▸ What to work on:
Give the records below again in full, exactly as written, but without any images.

<<<<

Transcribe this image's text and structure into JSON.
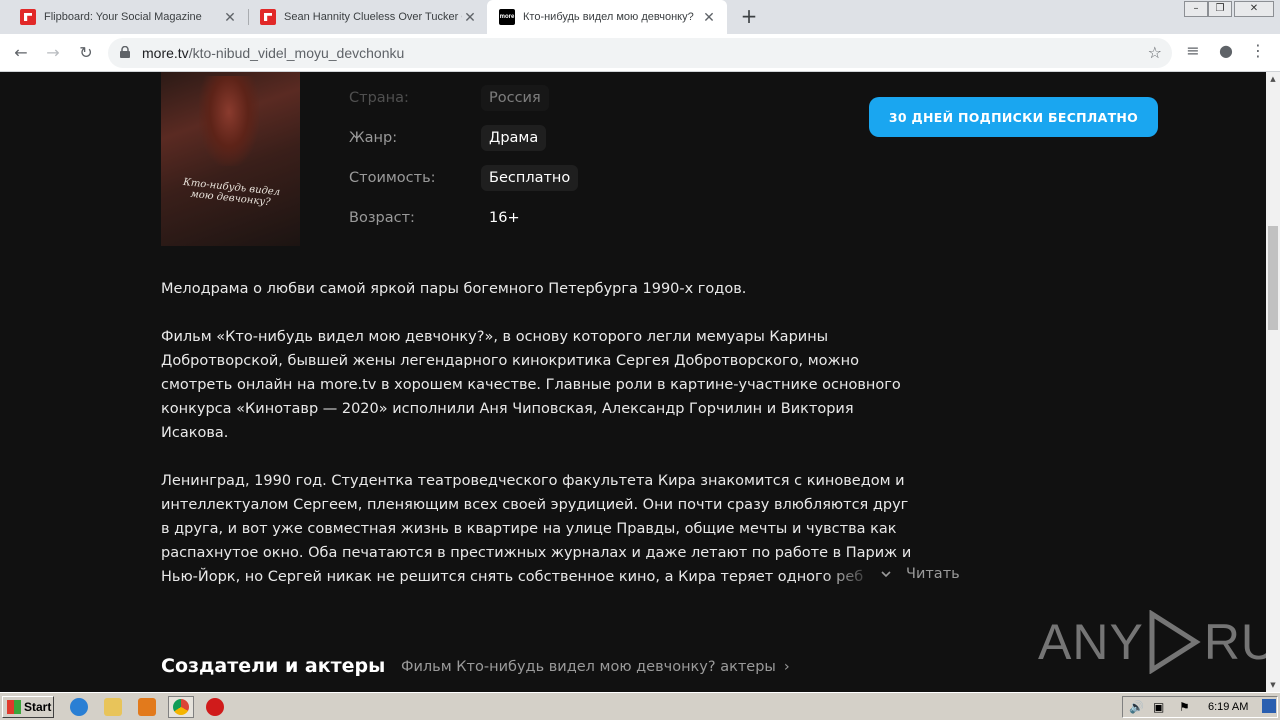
{
  "browser": {
    "tabs": [
      {
        "title": "Flipboard: Your Social Magazine",
        "favicon": "flipboard-icon"
      },
      {
        "title": "Sean Hannity Clueless Over Tucker C",
        "favicon": "flipboard-icon"
      },
      {
        "title": "Кто-нибудь видел мою девчонку?",
        "favicon": "more-tv-icon"
      }
    ],
    "favicon_text_more": "more",
    "url_host": "more.tv",
    "url_path": "/kto-nibud_videl_moyu_devchonku"
  },
  "meta": {
    "country_label": "Страна:",
    "country_value": "Россия",
    "genre_label": "Жанр:",
    "genre_value": "Драма",
    "price_label": "Стоимость:",
    "price_value": "Бесплатно",
    "age_label": "Возраст:",
    "age_value": "16+"
  },
  "poster_title": "Кто-нибудь видел мою девчонку?",
  "subscribe_label": "30 ДНЕЙ ПОДПИСКИ БЕСПЛАТНО",
  "description": {
    "p1": "Мелодрама о любви самой яркой пары богемного Петербурга 1990-х годов.",
    "p2_l1": "Фильм «Кто-нибудь видел мою девчонку?», в основу которого легли мемуары Карины",
    "p2_l2": "Добротворской, бывшей жены легендарного кинокритика Сергея Добротворского, можно",
    "p2_l3": "смотреть онлайн на more.tv в хорошем качестве. Главные роли в картине-участнике основного",
    "p2_l4": "конкурса «Кинотавр — 2020» исполнили Аня Чиповская, Александр Горчилин и Виктория",
    "p2_l5": "Исакова.",
    "p3_l1": "Ленинград, 1990 год. Студентка театроведческого факультета Кира знакомится с киноведом и",
    "p3_l2": "интеллектуалом Сергеем, пленяющим всех своей эрудицией. Они почти сразу влюбляются друг",
    "p3_l3": "в друга, и вот уже совместная жизнь в квартире на улице Правды, общие мечты и чувства как",
    "p3_l4": "распахнутое окно. Оба печатаются в престижных журналах и даже летают по работе в Париж и",
    "p3_l5": "Нью-Йорк, но Сергей никак не решится снять собственное кино, а Кира теряет одного реб"
  },
  "read_more": "Читать",
  "cast_section": {
    "title": "Создатели и актеры",
    "link": "Фильм Кто-нибудь видел мою девчонку? актеры"
  },
  "watermark": {
    "left": "ANY",
    "right": "RUN"
  },
  "taskbar": {
    "start": "Start",
    "clock": "6:19 AM"
  },
  "colors": {
    "accent": "#1aa6f0",
    "page_bg": "#111111"
  }
}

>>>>

▸ Exercise solution:
Transcribe this image's text and structure into JSON.
{
  "browser": {
    "tabs": [
      {
        "title": "Flipboard: Your Social Magazine",
        "favicon": "flipboard-icon"
      },
      {
        "title": "Sean Hannity Clueless Over Tucker C",
        "favicon": "flipboard-icon"
      },
      {
        "title": "Кто-нибудь видел мою девчонку?",
        "favicon": "more-tv-icon"
      }
    ],
    "favicon_text_more": "more",
    "url_host": "more.tv",
    "url_path": "/kto-nibud_videl_moyu_devchonku"
  },
  "meta": {
    "country_label": "Страна:",
    "country_value": "Россия",
    "genre_label": "Жанр:",
    "genre_value": "Драма",
    "price_label": "Стоимость:",
    "price_value": "Бесплатно",
    "age_label": "Возраст:",
    "age_value": "16+"
  },
  "poster_title": "Кто-нибудь видел мою девчонку?",
  "subscribe_label": "30 ДНЕЙ ПОДПИСКИ БЕСПЛАТНО",
  "description": {
    "p1": "Мелодрама о любви самой яркой пары богемного Петербурга 1990-х годов.",
    "p2_l1": "Фильм «Кто-нибудь видел мою девчонку?», в основу которого легли мемуары Карины",
    "p2_l2": "Добротворской, бывшей жены легендарного кинокритика Сергея Добротворского, можно",
    "p2_l3": "смотреть онлайн на more.tv в хорошем качестве. Главные роли в картине-участнике основного",
    "p2_l4": "конкурса «Кинотавр — 2020» исполнили Аня Чиповская, Александр Горчилин и Виктория",
    "p2_l5": "Исакова.",
    "p3_l1": "Ленинград, 1990 год. Студентка театроведческого факультета Кира знакомится с киноведом и",
    "p3_l2": "интеллектуалом Сергеем, пленяющим всех своей эрудицией. Они почти сразу влюбляются друг",
    "p3_l3": "в друга, и вот уже совместная жизнь в квартире на улице Правды, общие мечты и чувства как",
    "p3_l4": "распахнутое окно. Оба печатаются в престижных журналах и даже летают по работе в Париж и",
    "p3_l5": "Нью-Йорк, но Сергей никак не решится снять собственное кино, а Кира теряет одного реб"
  },
  "read_more": "Читать",
  "cast_section": {
    "title": "Создатели и актеры",
    "link": "Фильм Кто-нибудь видел мою девчонку? актеры"
  },
  "watermark": {
    "left": "ANY",
    "right": "RUN"
  },
  "taskbar": {
    "start": "Start",
    "clock": "6:19 AM"
  },
  "colors": {
    "accent": "#1aa6f0",
    "page_bg": "#111111"
  }
}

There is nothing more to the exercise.